In this case, the skin dried as well as we could have hoped. The doumbek produced sharp, clear "teks" and deep, powerful "doums." Our client was more than pleased, commenting that the drum sounded better than ever!

Doumbek Re-head

We have another doumbek with a head that needs to be replaced. Unlike the previous doumbek, this drum is more traditional. The body is made of wooden staves, covered with an intricate pattern of decorative mother of pearl. The head is goatskin.

Doumbek drum with a torn head. Doumbek drum with a torn head.

As you can see, the nice lady that belongs to this beautiful antique tried to patch it up with tape. Can't blame her for trying; but, once the skin is gone, the only thing to do is mount a fresh skin - otherwise you'll get better sound playing your belly.

Take a close look at this drum by clicking on the thumbnails. Notice how the bowl flares outward from the playing surface then suddenly inward. This sudden decrease in diameter means the skin has to be cut exactly the right size. We want to stretch the skin to just below the widest part of the drum.

If we mount too large of a skin, the outer diameter of the skin may not shrink enough to hug the drum tightly when it dries. Too small, and it won't reach below the widest point of the drum. Just right and the skin will hug the drum snuggly when it dries and shrinks.

The holes through which the tuning rope will run must also me placed at precisely the right spot. It's also critical that the loop of cord that goes under the skin and that the tuning rope will attach to be exactly the right diameter.

All this may not be rocket science Folks, but it ain't trivial either. One mistake and we're back to square one.

Closeup of a doumbek with fresh goat skin head. Doumbek drum with a fresh goat skin stretched across the head.

We take a nice goat skin and cut it to just the right size, punch the holes and mount it onto the shell with a rope system and glue - just as we did with the previous doumbek.

As you can see, the skin fits on this drum like a glove; and, thanks to the fact that we've sealed all the splits the shell had , this drums sounds as good as it looks!

Ceramic Doumbek Crack Repair

Doumbek with hairline cracks on its ceramic shell. Close up of hairline cracks on ceramic shell.

Troy brought this beautiful Remo doumbek to The Drum Doctor with some hairline cracks on its ceramic shell. He was afraid to handle it, let alone play it lest it come apart.

Close up of cracks on ceramic doumbek as seen from inside the shell. Cracks on ceramic doumbek as seen from inside the shell.

Indeed, Troy was right to worry. These cracks, while very thin, run through the shell and greatly weaken the integrity of the shell.
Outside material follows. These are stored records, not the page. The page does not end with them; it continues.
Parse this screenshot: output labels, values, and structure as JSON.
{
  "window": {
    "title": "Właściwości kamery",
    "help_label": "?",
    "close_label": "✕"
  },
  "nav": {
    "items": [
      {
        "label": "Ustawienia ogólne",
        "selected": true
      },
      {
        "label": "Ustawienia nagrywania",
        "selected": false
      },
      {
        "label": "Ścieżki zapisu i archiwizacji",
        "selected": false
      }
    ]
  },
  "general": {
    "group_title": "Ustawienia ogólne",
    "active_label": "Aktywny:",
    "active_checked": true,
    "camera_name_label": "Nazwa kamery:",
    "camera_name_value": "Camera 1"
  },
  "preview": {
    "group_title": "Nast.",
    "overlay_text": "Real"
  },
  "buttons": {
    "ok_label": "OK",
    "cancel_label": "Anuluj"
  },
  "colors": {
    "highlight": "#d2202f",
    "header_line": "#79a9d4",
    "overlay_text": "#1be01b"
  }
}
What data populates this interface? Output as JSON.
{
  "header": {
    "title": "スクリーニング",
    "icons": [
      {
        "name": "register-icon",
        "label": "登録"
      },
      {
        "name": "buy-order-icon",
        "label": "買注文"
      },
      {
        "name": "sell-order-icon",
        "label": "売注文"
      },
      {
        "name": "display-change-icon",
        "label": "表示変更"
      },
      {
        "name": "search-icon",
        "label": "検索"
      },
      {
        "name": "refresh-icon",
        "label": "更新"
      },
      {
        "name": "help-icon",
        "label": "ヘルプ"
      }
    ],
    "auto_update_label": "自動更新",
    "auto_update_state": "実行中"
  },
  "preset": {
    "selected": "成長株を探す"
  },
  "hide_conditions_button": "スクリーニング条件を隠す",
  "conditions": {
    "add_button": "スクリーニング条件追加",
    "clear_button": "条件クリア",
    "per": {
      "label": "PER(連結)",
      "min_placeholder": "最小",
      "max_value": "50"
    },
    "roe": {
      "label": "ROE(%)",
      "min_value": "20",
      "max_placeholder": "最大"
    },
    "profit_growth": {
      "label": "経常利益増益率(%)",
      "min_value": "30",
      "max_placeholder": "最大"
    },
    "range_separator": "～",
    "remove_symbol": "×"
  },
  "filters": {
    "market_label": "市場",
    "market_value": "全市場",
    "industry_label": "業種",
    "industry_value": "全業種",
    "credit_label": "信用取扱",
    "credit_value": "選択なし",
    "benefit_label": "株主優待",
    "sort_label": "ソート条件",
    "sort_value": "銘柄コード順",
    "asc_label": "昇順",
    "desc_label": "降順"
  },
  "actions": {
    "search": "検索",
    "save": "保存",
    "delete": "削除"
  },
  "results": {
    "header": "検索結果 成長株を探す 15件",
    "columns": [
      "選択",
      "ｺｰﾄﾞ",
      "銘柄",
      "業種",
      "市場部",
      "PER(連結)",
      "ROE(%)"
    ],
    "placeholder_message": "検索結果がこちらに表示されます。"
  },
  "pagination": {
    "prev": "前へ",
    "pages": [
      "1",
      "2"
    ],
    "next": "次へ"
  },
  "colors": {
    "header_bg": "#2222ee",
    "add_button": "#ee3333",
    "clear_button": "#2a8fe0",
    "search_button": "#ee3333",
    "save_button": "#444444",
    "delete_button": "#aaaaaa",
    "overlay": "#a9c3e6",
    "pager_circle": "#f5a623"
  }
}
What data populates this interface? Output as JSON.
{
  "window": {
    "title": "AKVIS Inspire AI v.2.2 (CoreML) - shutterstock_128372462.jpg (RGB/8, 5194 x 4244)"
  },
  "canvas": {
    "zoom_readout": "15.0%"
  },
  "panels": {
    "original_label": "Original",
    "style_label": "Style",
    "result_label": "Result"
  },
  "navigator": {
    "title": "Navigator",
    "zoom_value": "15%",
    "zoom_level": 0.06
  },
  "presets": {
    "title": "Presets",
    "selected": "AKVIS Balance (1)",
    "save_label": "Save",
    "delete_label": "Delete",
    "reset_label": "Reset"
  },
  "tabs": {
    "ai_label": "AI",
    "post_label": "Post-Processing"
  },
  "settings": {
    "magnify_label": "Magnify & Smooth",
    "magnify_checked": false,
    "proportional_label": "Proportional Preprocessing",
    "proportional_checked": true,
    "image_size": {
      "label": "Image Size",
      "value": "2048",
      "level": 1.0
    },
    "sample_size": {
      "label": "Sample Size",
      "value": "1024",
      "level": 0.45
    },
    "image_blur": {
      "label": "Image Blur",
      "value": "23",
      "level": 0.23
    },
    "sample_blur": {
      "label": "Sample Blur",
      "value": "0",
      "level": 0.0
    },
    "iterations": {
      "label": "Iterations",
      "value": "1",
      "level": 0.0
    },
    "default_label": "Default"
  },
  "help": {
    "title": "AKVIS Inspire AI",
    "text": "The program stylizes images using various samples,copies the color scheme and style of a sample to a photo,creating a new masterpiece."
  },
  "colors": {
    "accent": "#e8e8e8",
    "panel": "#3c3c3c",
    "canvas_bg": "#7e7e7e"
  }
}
We used two types of glue to seal and fortify the compromised shell. Both of them strong, durable and with a short curing time. One of them with a low viscosity and the other with a high viscosity.

Close up of sealed cracks on ceramic doumbek as seen from inside the shell. Sealed cracks on ceramic doumbek shell.

The cracks are barely visible, and the shell is as strong and probably stronger than ever.

Clay Doumbek Reheaded

Kate's ceramic doumbek is ready for a new drumhead.

The old skin had a tenuous grip on the shell. Can you see how little of the shell the skin is adhered to? Can't imagine the skin was pulled very tightly for it to not have beem pulled of by the tension.

We'll make sure the new skin is stretched well onto the shell with a large area of contact. Then we can pull it with confidence as tightly as needed.

The fresh skin is beautiful and tuned to produce crisp, clear teks and booming doums. Nice.